__Instructions for the task__:
What lines in the data below mention the string "Kursus"? Copy them out.
[Listed records]
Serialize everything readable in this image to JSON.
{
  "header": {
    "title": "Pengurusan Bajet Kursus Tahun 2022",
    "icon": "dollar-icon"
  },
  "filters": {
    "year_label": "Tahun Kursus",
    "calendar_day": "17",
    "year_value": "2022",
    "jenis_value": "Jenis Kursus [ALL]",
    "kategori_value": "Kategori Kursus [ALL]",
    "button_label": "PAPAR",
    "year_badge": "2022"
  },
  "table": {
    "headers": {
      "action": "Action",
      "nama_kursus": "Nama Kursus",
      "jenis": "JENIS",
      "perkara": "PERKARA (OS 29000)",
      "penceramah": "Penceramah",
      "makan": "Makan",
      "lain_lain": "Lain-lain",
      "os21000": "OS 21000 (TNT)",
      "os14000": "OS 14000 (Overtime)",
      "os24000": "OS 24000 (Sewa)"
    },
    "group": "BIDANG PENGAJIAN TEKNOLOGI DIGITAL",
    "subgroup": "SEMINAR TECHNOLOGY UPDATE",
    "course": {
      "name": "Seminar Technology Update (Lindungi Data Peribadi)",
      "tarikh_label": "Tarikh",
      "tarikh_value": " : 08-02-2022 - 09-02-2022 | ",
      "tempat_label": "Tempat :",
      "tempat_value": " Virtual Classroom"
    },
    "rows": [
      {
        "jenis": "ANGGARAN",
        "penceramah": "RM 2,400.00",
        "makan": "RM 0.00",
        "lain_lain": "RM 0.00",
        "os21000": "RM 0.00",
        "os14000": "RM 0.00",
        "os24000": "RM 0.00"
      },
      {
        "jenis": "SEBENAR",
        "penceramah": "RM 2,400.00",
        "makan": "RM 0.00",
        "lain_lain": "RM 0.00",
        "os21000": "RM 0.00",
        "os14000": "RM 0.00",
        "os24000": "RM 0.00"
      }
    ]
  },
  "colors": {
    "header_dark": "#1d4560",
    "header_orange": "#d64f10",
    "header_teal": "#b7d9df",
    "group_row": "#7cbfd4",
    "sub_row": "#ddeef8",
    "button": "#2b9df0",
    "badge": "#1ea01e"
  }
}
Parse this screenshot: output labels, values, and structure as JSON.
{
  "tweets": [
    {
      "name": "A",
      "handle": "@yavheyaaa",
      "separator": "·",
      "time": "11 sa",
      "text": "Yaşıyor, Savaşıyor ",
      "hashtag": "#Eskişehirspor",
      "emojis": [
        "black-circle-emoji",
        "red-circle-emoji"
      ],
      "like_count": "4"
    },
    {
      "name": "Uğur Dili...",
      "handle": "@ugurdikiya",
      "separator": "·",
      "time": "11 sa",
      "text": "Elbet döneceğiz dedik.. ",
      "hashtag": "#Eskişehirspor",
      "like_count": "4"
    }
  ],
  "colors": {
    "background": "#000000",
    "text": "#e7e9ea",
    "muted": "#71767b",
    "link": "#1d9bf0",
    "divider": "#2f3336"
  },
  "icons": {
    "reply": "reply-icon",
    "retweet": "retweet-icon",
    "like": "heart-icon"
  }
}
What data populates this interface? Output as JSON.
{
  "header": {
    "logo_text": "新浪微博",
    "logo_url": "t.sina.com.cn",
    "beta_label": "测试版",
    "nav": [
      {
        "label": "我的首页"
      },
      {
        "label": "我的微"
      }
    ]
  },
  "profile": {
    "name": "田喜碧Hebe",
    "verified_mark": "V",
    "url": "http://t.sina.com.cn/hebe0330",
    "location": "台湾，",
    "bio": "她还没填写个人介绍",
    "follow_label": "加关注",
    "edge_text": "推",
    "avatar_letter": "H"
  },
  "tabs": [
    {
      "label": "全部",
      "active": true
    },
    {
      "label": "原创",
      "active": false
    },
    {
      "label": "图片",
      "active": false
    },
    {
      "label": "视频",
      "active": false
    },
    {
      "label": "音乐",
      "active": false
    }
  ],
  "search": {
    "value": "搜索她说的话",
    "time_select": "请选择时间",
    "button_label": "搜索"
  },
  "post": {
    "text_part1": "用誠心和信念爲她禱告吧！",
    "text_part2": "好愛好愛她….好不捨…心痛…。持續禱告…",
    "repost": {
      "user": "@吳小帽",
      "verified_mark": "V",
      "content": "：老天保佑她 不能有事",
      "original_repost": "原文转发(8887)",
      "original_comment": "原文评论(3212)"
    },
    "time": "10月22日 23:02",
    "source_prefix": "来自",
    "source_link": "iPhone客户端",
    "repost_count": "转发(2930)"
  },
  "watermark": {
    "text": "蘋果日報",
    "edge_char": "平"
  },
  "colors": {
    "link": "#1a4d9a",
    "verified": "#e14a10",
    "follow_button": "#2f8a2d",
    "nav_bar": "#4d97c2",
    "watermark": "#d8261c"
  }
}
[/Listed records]
__Your solution__:
    "title": "Pengurusan Bajet Kursus Tahun 2022",
    "year_label": "Tahun Kursus",
    "jenis_value": "Jenis Kursus [ALL]",
    "kategori_value": "Kategori Kursus [ALL]",
      "nama_kursus": "Nama Kursus",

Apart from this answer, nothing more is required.